What’s even more intriguing about these belts, though, is that they are far more complex than those found within our own solar system. Our solar system is home to asteroid belts like the Kuiper Belt, which is made up of small-body asteroids, and possibly even mini-planets. The existence of the outer belt was known, though it is twice as large as the Kuiper Belt. This is the first time we’ve observed the inner belts, though.

Webb’s observations and images of Fomalhaut have taught astronomers quite a bit about the young star, and the asteroid belts that surround it. The star is the brightest found in the southern constellation Piscis Austrinus, NASA says, and its dusty belts are made of debris from collisions of larger cosmic bodies.

fomalhaut diagramImage source: NASA, ESA, CSA, A. Gáspár (University of Arizona). Image processing: A. Pagan (STScI)

These disks are commonly referred to as “debris disks”, and they make for asteroid belts with varying sizes of rocks and other debris moving throughout them. Astronomers say that you can sketch what the planetary system around Fomalhaut should look like if you take a deep enough picture of what they suspect were once planets.

Webb’s image of Fomalhaut is important because it gives us more depth to explore around the star. The debris fields we’ve spotted in the image are much bigger than previous observations ever showed. Both Hubble and ALMA have observed the star before, but they only imaged the outer asteroid belt.

Webb will allow astronomers to learn more about the inner parts of these systems, where hot gas resides.

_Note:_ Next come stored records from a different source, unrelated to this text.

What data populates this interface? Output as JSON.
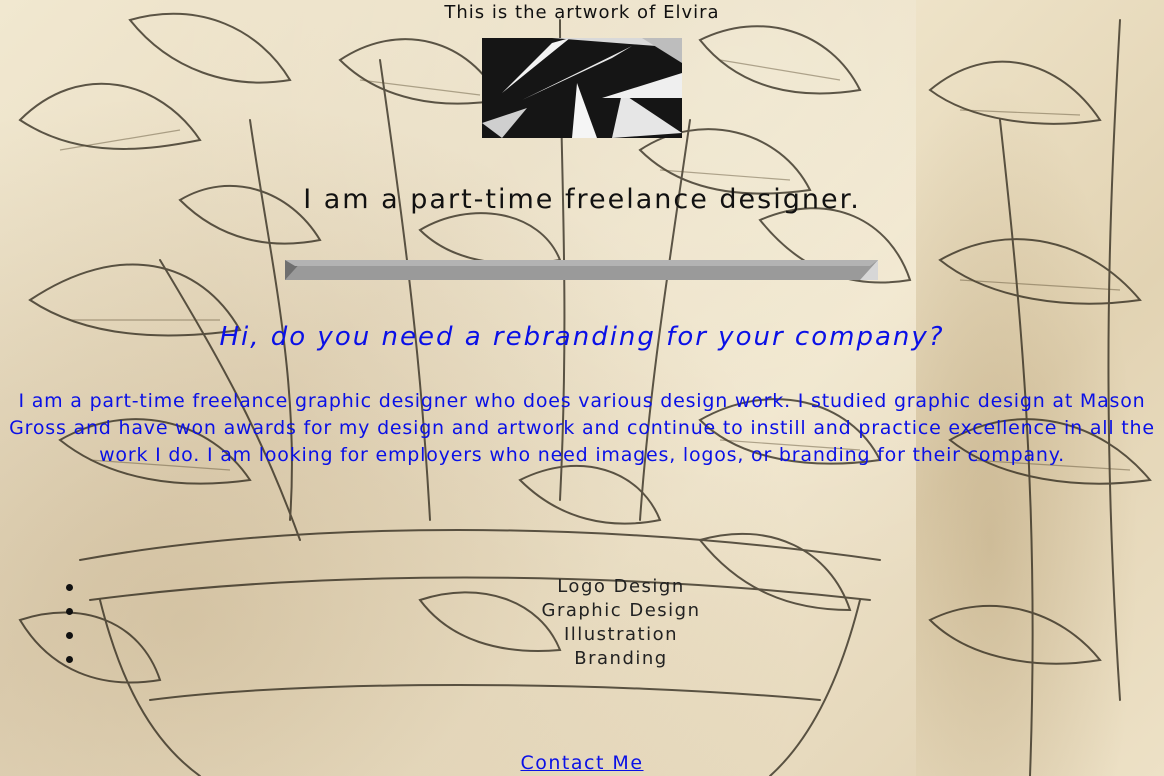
{
  "header": {
    "title": "This is the artwork of Elvira"
  },
  "hero": {
    "tagline": "I am a part-time freelance designer."
  },
  "about": {
    "heading": "Hi, do you need a rebranding for your company?",
    "body": "I am a part-time freelance graphic designer who does various design work. I studied graphic design at Mason Gross and have won awards for my design and artwork and continue to instill and practice excellence in all the work I do. I am looking for employers who need images, logos, or branding for their company."
  },
  "services": [
    "Logo Design",
    "Graphic Design",
    "Illustration",
    "Branding"
  ],
  "footer": {
    "contact_label": "Contact Me"
  },
  "colors": {
    "link": "#0a10e6",
    "text": "#111111",
    "background": "#eadfc6"
  }
}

Combining that data with the data learned from Hubble and ALMA’s observations of the outer, cooler regions, and astronomers can finally paint a full picture of what the region around Fomalhaut looks like.

The belief is that astronomers can look deeper at the image of Fomalhaut that Webb captured, and discover gaps in the debris that could be planet-sized, allowing astronomers to get a better idea of what this star system should look like.

Josh Hawkins has been writing for over a decade, covering science, gaming, and tech culture. He also is a top-rated product reviewer with experience in extensively researched product comparisons, headphones, and gaming devices.

Whenever he isn’t busy writing about tech or gadgets, he can usually be found enjoying a new world in a video game, or tinkering with something on his computer.